Dr. Osahon Enabulele, a past President of the Nigerian Medical Association, NMA, has called for the urgent establishment of a Residency Training Programme (RTP) Budget Implementation, Monitoring and Evaluation Committee (RTP BIMEC), as well as the full implementation of the Medical Residency Training Act of 2017, signed into law on 26 June 2018 by President Muhammadu Buhari GCFR.
Dr. Enabulele who currently is an Executive Committee member of the World Medical Association made the calls while delivering a keynote address on ‘The Corollary of Government Policies on Residency Training” at the 39th Ordinary General Meeting and Scientific Conference of the National Association of Resident Doctors (NARD), recently held in Benin City.
In a critical analysis of the policy and legal frameworks on Residency Training in Nigeria, Dr. Enabulele informed the audience that some steps had been taken by the government to address some challenges, including the issuance of a uniform template to guide the appointment and admission into the RTP; issuance of a policy statement directing strict adherence to the established scheme of service; and the enactment of the Medical Residency Training Act, MRTA, 2017.
He stated that the policy and legal frameworks have attempted to cure some defects in the training programme, particularly as it concerns the determination of the career progression of Resident doctors; funding of the programme; the admission and entry requirements for the programme; and the standardization of the structure and classification of the programme.
Recounting the history and structure of RTP in Nigeria, Dr. Enabulele explained that though the Residency Training Programme in Nigeria is yet to meet national aspirations and the vision of its founding fathers
“The programme has made some significant contributions to Nigeria’s healthcare delivery system, particularly in terms of production of indigenous specialist medical and dental manpower and improved access to specialist medical and dental care,” he said.
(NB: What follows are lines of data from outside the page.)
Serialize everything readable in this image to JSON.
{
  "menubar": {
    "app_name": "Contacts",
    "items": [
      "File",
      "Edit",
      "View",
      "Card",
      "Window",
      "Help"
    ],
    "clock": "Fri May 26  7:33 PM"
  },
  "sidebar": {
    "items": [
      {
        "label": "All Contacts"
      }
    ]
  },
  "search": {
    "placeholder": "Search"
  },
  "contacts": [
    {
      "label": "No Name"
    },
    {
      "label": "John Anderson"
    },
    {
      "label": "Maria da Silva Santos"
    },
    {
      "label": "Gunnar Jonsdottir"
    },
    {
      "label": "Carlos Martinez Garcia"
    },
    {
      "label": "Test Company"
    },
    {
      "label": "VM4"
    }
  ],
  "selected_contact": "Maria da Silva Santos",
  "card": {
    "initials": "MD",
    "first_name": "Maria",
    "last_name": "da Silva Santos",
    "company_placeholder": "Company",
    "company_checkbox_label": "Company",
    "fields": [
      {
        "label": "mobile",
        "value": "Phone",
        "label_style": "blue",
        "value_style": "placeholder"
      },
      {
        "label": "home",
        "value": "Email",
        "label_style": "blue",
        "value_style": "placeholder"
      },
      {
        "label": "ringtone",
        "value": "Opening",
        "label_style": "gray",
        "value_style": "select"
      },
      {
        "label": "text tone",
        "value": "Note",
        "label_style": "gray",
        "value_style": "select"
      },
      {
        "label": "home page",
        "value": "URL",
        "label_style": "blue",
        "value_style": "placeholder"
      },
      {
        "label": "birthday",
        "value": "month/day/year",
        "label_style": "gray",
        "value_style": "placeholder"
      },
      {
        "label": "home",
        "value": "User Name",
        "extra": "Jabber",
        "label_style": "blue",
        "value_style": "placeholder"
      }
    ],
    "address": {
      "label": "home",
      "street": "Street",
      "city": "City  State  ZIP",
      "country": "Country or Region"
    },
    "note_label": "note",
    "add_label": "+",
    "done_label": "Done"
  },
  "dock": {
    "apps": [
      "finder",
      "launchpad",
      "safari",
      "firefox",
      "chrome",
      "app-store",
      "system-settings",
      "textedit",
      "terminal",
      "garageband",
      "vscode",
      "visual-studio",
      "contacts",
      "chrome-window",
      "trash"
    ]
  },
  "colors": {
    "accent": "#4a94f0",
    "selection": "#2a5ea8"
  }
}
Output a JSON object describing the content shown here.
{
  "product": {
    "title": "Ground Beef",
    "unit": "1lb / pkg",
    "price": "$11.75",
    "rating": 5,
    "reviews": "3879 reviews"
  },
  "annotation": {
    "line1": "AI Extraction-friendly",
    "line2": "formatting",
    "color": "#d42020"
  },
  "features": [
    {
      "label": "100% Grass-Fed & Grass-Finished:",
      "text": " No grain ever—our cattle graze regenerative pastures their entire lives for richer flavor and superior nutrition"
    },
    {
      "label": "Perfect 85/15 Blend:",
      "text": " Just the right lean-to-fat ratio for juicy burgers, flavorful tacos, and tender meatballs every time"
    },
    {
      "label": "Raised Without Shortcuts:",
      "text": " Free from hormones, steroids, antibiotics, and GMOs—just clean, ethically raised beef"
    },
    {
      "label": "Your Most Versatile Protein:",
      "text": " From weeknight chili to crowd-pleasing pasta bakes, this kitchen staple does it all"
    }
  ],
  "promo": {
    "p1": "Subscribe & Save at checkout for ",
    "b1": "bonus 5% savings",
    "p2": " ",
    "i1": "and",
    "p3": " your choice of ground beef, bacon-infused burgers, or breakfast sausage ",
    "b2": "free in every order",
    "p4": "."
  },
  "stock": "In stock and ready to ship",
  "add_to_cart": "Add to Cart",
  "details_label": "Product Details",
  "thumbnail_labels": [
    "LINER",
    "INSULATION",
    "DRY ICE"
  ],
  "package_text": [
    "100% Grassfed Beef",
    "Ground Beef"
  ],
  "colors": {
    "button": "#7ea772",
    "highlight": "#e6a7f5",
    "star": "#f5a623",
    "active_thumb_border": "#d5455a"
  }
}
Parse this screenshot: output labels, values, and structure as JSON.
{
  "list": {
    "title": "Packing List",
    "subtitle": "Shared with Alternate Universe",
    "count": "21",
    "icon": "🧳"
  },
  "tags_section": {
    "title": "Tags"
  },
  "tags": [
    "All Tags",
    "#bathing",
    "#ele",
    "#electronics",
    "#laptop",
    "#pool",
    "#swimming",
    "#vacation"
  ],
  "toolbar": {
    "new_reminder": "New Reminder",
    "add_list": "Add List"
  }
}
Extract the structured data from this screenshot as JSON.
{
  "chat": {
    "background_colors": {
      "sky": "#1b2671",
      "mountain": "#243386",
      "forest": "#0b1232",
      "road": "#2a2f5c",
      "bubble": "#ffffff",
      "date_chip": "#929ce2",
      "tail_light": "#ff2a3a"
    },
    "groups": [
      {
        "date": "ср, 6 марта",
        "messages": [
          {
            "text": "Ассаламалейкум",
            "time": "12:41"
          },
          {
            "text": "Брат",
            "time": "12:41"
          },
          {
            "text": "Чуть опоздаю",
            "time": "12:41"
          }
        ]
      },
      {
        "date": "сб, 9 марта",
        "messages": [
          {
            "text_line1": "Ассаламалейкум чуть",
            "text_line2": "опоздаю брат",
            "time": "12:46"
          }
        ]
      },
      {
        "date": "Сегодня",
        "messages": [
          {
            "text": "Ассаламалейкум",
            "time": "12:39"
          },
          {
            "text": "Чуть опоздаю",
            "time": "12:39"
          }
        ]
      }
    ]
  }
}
“The challenges facing RTP in Nigeria include absence of specific budget lines, budgetary allocations and releases for the program at federal and state levels; differential, varied and arbitrary application of training guidelines, rules and duration of training period by training institutions; defective recruitment, admissions and replacement policies and processes plagued by federal character/quota system, administrative shenanigans and bureaucratic red-tapism; lack of slots for residency training; Inefficient and ineffective manpower development plans; poor state of health infrastructure and training facilities; poor funding of the postgraduate medical colleges, amongst others,” he explained.
In his strategic recommendations, Dr. Enabulele asserted that there is need for improved political will and commitment of the government and all stakeholders in the Nigerian health project to the sustenance and advancement of the Residency Training Program (RTP), in Nigeria.
He further called for the full implementation of the Medical Residency Training Act and the urgent establishment of a Residency Training Programme Budget Implementation, Monitoring and Evaluation Committee (RTP BIMEC).
He also recommended the need for “sustained advocacy efforts and strategic engagement with policy makers, public and political office holders at all levels of government, particularly the executive and legislative arms of government; greater collaboration between the leadership of the Nigerian Medical Association, National Association of Resident Doctors, the Medical and Dental Consultants Association of Nigeria, the Medical and Dental Council of Nigeria, the Postgraduate Medical Colleges, and all other players that initiated and facilitated the enactment of the Medical Residency Training Act of 2017.
He then called for regular dynamic and holistic reviews of the RTP, at least every 3-4 years, amongst other recommendations.